→ THE DATA:
········

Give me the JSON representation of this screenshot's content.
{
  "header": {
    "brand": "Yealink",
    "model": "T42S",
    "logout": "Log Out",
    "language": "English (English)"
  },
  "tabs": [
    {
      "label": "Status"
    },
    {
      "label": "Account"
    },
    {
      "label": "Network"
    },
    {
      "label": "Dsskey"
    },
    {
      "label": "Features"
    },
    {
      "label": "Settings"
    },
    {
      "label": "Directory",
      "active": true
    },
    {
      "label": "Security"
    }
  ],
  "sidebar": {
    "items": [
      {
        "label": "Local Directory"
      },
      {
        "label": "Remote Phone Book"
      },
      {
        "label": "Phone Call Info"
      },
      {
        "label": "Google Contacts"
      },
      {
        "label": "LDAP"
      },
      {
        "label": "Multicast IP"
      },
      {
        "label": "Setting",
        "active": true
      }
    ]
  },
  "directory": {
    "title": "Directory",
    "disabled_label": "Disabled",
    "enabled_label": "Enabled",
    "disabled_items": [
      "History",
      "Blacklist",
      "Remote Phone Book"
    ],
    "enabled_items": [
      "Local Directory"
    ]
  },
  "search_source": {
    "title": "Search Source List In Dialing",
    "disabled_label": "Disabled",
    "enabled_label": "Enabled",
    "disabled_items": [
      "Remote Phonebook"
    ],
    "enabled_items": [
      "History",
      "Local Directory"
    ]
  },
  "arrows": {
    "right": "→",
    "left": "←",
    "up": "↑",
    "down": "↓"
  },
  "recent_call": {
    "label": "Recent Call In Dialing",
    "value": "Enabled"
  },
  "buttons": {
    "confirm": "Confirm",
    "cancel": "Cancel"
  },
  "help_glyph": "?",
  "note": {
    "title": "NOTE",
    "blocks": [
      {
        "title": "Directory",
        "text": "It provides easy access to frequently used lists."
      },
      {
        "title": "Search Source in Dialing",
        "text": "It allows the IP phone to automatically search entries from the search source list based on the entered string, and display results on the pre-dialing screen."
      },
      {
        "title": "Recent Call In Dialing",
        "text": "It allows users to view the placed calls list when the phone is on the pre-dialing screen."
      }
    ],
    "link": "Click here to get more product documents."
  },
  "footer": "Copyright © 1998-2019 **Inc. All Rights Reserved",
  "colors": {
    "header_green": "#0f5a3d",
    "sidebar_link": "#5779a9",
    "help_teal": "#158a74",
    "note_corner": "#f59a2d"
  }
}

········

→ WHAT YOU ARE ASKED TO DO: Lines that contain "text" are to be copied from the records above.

→ ANSWER FOR THE TASK:
        "text": "It provides easy access to frequently used lists."
        "text": "It allows the IP phone to automatically search entries from the search source list based on the entered string, and display results on the pre-dialing screen."
        "text": "It allows users to view the placed calls list when the phone is on the pre-dialing screen."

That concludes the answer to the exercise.